(RECORDS SUPPLIED)

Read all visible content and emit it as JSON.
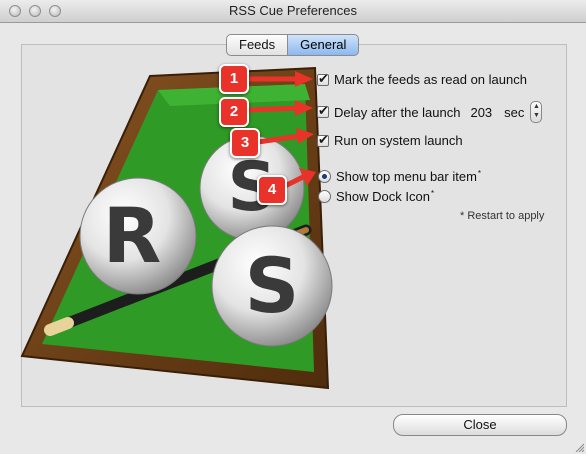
{
  "window": {
    "title": "RSS Cue Preferences"
  },
  "tabs": [
    {
      "label": "Feeds",
      "active": false
    },
    {
      "label": "General",
      "active": true
    }
  ],
  "options": {
    "mark_read": {
      "label": "Mark the feeds as read on launch",
      "checked": true
    },
    "delay": {
      "label": "Delay after the launch",
      "value": "203",
      "unit": "sec",
      "checked": true
    },
    "run_on_launch": {
      "label": "Run on system launch",
      "checked": true
    },
    "show_menu_bar": {
      "label": "Show top menu bar item",
      "marker": "*",
      "selected": true
    },
    "show_dock": {
      "label": "Show Dock Icon",
      "marker": "*",
      "selected": false
    },
    "restart_note": "* Restart to apply"
  },
  "callouts": [
    "1",
    "2",
    "3",
    "4"
  ],
  "buttons": {
    "close": "Close"
  },
  "colors": {
    "callout": "#e9322a",
    "tab_active": "#8db8ee",
    "felt": "#2f9a25",
    "wood": "#6b3d16"
  },
  "logo": {
    "letters": [
      "R",
      "S",
      "S"
    ]
  }
}
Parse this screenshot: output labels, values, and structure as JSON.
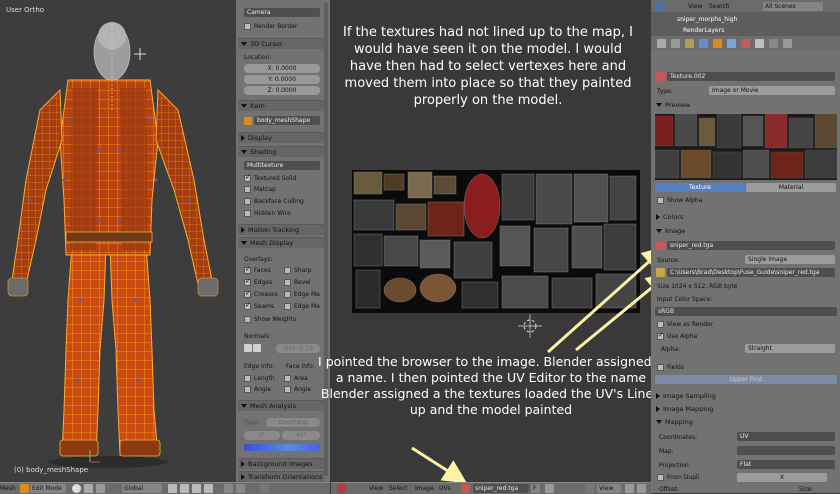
{
  "viewport": {
    "title": "User Ortho",
    "object_label": "(0) body_meshShape"
  },
  "bottom_bar": {
    "left_label": "Mesh",
    "mode": "Edit Mode",
    "orientation": "Global",
    "uv_menu": [
      "View",
      "Select",
      "Image",
      "UVs"
    ],
    "image_name": "sniper_red.tga",
    "view_label": "View",
    "f_label": "F"
  },
  "tool_panel": {
    "camera_field": "Camera",
    "render_border": "Render Border",
    "cursor_section": "3D Cursor",
    "location_label": "Location:",
    "x": "X: 0.0000",
    "y": "Y: 0.0000",
    "z": "Z: 0.0000",
    "item_section": "Item",
    "item_name": "body_meshShape",
    "display_section": "Display",
    "shading_section": "Shading",
    "shading_mode": "Multitexture",
    "textured_solid": "Textured Solid",
    "matcap": "Matcap",
    "backface": "Backface Culling",
    "hidden_wire": "Hidden Wire",
    "motion_section": "Motion Tracking",
    "mesh_display_section": "Mesh Display",
    "overlays_label": "Overlays:",
    "faces": "Faces",
    "sharp": "Sharp",
    "edges": "Edges",
    "bevel": "Bevel",
    "creases": "Creases",
    "edge_ma": "Edge Ma",
    "seams": "Seams",
    "edge_ma2": "Edge Ma",
    "show_weights": "Show Weights",
    "normals_label": "Normals:",
    "normal_size": "Size: 0.10",
    "edge_info": "Edge Info:",
    "face_info": "Face Info:",
    "length": "Length",
    "area": "Area",
    "angle": "Angle",
    "angle2": "Angle",
    "mesh_analysis": "Mesh Analysis",
    "type_label": "Type:",
    "type_value": "Overhang",
    "range_lo": "0°",
    "range_hi": "45°",
    "bg_images": "Background Images",
    "transform_orient": "Transform Orientations"
  },
  "annotations": {
    "top": "If the textures had not lined up to the map, I would have seen it on the model. I would have then had to select vertexes here and moved them into place so that they painted properly on the model.",
    "bottom": "I pointed the browser to the image. Blender assigned it a name. I then pointed the UV Editor to the name Blender assigned a the textures loaded the UV's Lined up and the model painted"
  },
  "properties": {
    "header_menu": [
      "View",
      "Search"
    ],
    "scenes": "All Scenes",
    "tree_object": "sniper_morphs_high",
    "tree_layers": "RenderLayers",
    "texture_name": "Texture.002",
    "type_label": "Type:",
    "type_value": "Image or Movie",
    "preview_section": "Preview",
    "tab_texture": "Texture",
    "tab_material": "Material",
    "show_alpha": "Show Alpha",
    "colors_section": "Colors",
    "image_section": "Image",
    "image_name": "sniper_red.tga",
    "source_label": "Source:",
    "source_value": "Single Image",
    "filepath": "C:\\Users\\Brad\\Desktop\\Fuse_Guide\\sniper_red.tga",
    "size_info": "Size 1024 x 512, RGB byte",
    "input_color_label": "Input Color Space:",
    "color_space": "sRGB",
    "view_as_render": "View as Render",
    "use_alpha": "Use Alpha",
    "alpha_label": "Alpha:",
    "alpha_value": "Straight",
    "fields": "Fields",
    "upper_first": "Upper First",
    "img_sampling": "Image Sampling",
    "img_mapping": "Image Mapping",
    "mapping_section": "Mapping",
    "coordinates_label": "Coordinates:",
    "coordinates_value": "UV",
    "map_label": "Map:",
    "projection_label": "Projection:",
    "projection_value": "Flat",
    "from_dupli": "From Dupli",
    "x_axis": "X",
    "offset_label": "Offset:",
    "size_label": "Size:"
  },
  "colors": {
    "wire_orange": "#f5a623",
    "selected_blue": "#5680c2",
    "arrow_yellow": "#fff3a8"
  }
}
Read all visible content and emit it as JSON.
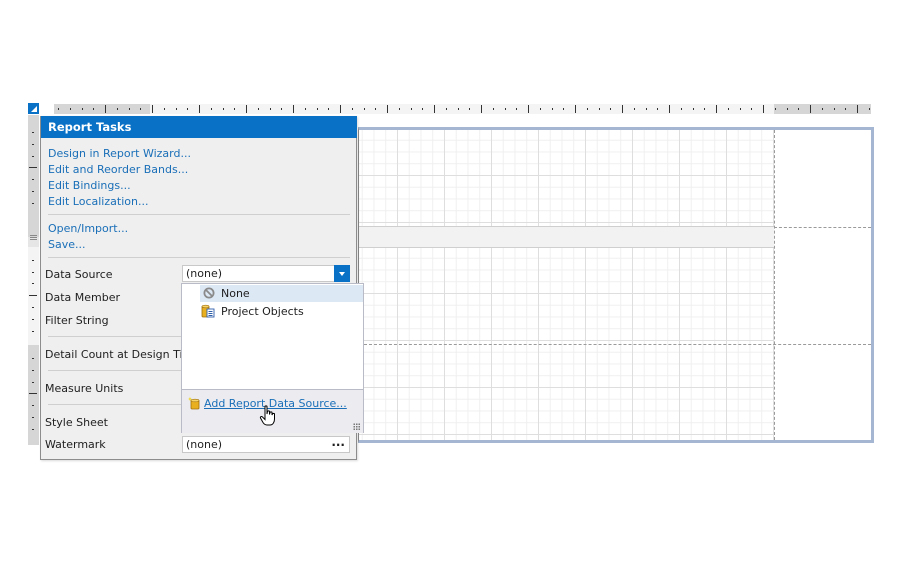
{
  "panel": {
    "title": "Report Tasks",
    "links_group1": [
      {
        "label": "Design in Report Wizard..."
      },
      {
        "label": "Edit and Reorder Bands..."
      },
      {
        "label": "Edit Bindings..."
      },
      {
        "label": "Edit Localization..."
      }
    ],
    "links_group2": [
      {
        "label": "Open/Import..."
      },
      {
        "label": "Save..."
      }
    ],
    "properties": {
      "data_source": {
        "label": "Data Source",
        "value": "(none)"
      },
      "data_member": {
        "label": "Data Member"
      },
      "filter_string": {
        "label": "Filter String"
      },
      "detail_count": {
        "label": "Detail Count at Design Time"
      },
      "measure_units": {
        "label": "Measure Units"
      },
      "style_sheet": {
        "label": "Style Sheet"
      },
      "watermark": {
        "label": "Watermark",
        "value": "(none)",
        "button": "..."
      }
    }
  },
  "dropdown": {
    "items": [
      {
        "label": "None",
        "icon": "no-entry-icon",
        "selected": true
      },
      {
        "label": "Project Objects",
        "icon": "database-icon",
        "selected": false
      }
    ],
    "footer_link": "Add Report Data Source..."
  },
  "colors": {
    "accent": "#0a72c6",
    "link": "#1a6fb8",
    "surface_border": "#a5b6d3",
    "selected_item": "#dde8f5"
  }
}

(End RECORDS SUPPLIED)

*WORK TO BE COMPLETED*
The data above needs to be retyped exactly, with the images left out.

*ANSWER TO THIS EXERCISE*
Read all visible content and emit it as JSON.
{
  "window": {
    "title": "RSS Cue Preferences"
  },
  "tabs": [
    {
      "label": "Feeds",
      "active": false
    },
    {
      "label": "General",
      "active": true
    }
  ],
  "options": {
    "mark_read": {
      "label": "Mark the feeds as read on launch",
      "checked": true
    },
    "delay": {
      "label": "Delay after the launch",
      "value": "203",
      "unit": "sec",
      "checked": true
    },
    "run_on_launch": {
      "label": "Run on system launch",
      "checked": true
    },
    "show_menu_bar": {
      "label": "Show top menu bar item",
      "marker": "*",
      "selected": true
    },
    "show_dock": {
      "label": "Show Dock Icon",
      "marker": "*",
      "selected": false
    },
    "restart_note": "* Restart to apply"
  },
  "callouts": [
    "1",
    "2",
    "3",
    "4"
  ],
  "buttons": {
    "close": "Close"
  },
  "colors": {
    "callout": "#e9322a",
    "tab_active": "#8db8ee",
    "felt": "#2f9a25",
    "wood": "#6b3d16"
  },
  "logo": {
    "letters": [
      "R",
      "S",
      "S"
    ]
  }
}
Parse this screenshot: output labels, values, and structure as JSON.
{
  "viewport": {
    "title": "User Ortho",
    "object_label": "(0) body_meshShape"
  },
  "bottom_bar": {
    "left_label": "Mesh",
    "mode": "Edit Mode",
    "orientation": "Global",
    "uv_menu": [
      "View",
      "Select",
      "Image",
      "UVs"
    ],
    "image_name": "sniper_red.tga",
    "view_label": "View",
    "f_label": "F"
  },
  "tool_panel": {
    "camera_field": "Camera",
    "render_border": "Render Border",
    "cursor_section": "3D Cursor",
    "location_label": "Location:",
    "x": "X: 0.0000",
    "y": "Y: 0.0000",
    "z": "Z: 0.0000",
    "item_section": "Item",
    "item_name": "body_meshShape",
    "display_section": "Display",
    "shading_section": "Shading",
    "shading_mode": "Multitexture",
    "textured_solid": "Textured Solid",
    "matcap": "Matcap",
    "backface": "Backface Culling",
    "hidden_wire": "Hidden Wire",
    "motion_section": "Motion Tracking",
    "mesh_display_section": "Mesh Display",
    "overlays_label": "Overlays:",
    "faces": "Faces",
    "sharp": "Sharp",
    "edges": "Edges",
    "bevel": "Bevel",
    "creases": "Creases",
    "edge_ma": "Edge Ma",
    "seams": "Seams",
    "edge_ma2": "Edge Ma",
    "show_weights": "Show Weights",
    "normals_label": "Normals:",
    "normal_size": "Size: 0.10",
    "edge_info": "Edge Info:",
    "face_info": "Face Info:",
    "length": "Length",
    "area": "Area",
    "angle": "Angle",
    "angle2": "Angle",
    "mesh_analysis": "Mesh Analysis",
    "type_label": "Type:",
    "type_value": "Overhang",
    "range_lo": "0°",
    "range_hi": "45°",
    "bg_images": "Background Images",
    "transform_orient": "Transform Orientations"
  },
  "annotations": {
    "top": "If the textures had not lined up to the map, I would have seen it on the model. I would have then had to select vertexes here and moved them into place so that they painted properly on the model.",
    "bottom": "I pointed the browser to the image. Blender assigned it a name. I then pointed the UV Editor to the name Blender assigned a the textures loaded the UV's Lined up and the model painted"
  },
  "properties": {
    "header_menu": [
      "View",
      "Search"
    ],
    "scenes": "All Scenes",
    "tree_object": "sniper_morphs_high",
    "tree_layers": "RenderLayers",
    "texture_name": "Texture.002",
    "type_label": "Type:",
    "type_value": "Image or Movie",
    "preview_section": "Preview",
    "tab_texture": "Texture",
    "tab_material": "Material",
    "show_alpha": "Show Alpha",
    "colors_section": "Colors",
    "image_section": "Image",
    "image_name": "sniper_red.tga",
    "source_label": "Source:",
    "source_value": "Single Image",
    "filepath": "C:\\Users\\Brad\\Desktop\\Fuse_Guide\\sniper_red.tga",
    "size_info": "Size 1024 x 512, RGB byte",
    "input_color_label": "Input Color Space:",
    "color_space": "sRGB",
    "view_as_render": "View as Render",
    "use_alpha": "Use Alpha",
    "alpha_label": "Alpha:",
    "alpha_value": "Straight",
    "fields": "Fields",
    "upper_first": "Upper First",
    "img_sampling": "Image Sampling",
    "img_mapping": "Image Mapping",
    "mapping_section": "Mapping",
    "coordinates_label": "Coordinates:",
    "coordinates_value": "UV",
    "map_label": "Map:",
    "projection_label": "Projection:",
    "projection_value": "Flat",
    "from_dupli": "From Dupli",
    "x_axis": "X",
    "offset_label": "Offset:",
    "size_label": "Size:"
  },
  "colors": {
    "wire_orange": "#f5a623",
    "selected_blue": "#5680c2",
    "arrow_yellow": "#fff3a8"
  }
}
Read all visible content and emit it as JSON.
{
  "panel": {
    "title": "Report Tasks",
    "links_group1": [
      {
        "label": "Design in Report Wizard..."
      },
      {
        "label": "Edit and Reorder Bands..."
      },
      {
        "label": "Edit Bindings..."
      },
      {
        "label": "Edit Localization..."
      }
    ],
    "links_group2": [
      {
        "label": "Open/Import..."
      },
      {
        "label": "Save..."
      }
    ],
    "properties": {
      "data_source": {
        "label": "Data Source",
        "value": "(none)"
      },
      "data_member": {
        "label": "Data Member"
      },
      "filter_string": {
        "label": "Filter String"
      },
      "detail_count": {
        "label": "Detail Count at Design Time"
      },
      "measure_units": {
        "label": "Measure Units"
      },
      "style_sheet": {
        "label": "Style Sheet"
      },
      "watermark": {
        "label": "Watermark",
        "value": "(none)",
        "button": "..."
      }
    }
  },
  "dropdown": {
    "items": [
      {
        "label": "None",
        "icon": "no-entry-icon",
        "selected": true
      },
      {
        "label": "Project Objects",
        "icon": "database-icon",
        "selected": false
      }
    ],
    "footer_link": "Add Report Data Source..."
  },
  "colors": {
    "accent": "#0a72c6",
    "link": "#1a6fb8",
    "surface_border": "#a5b6d3",
    "selected_item": "#dde8f5"
  }
}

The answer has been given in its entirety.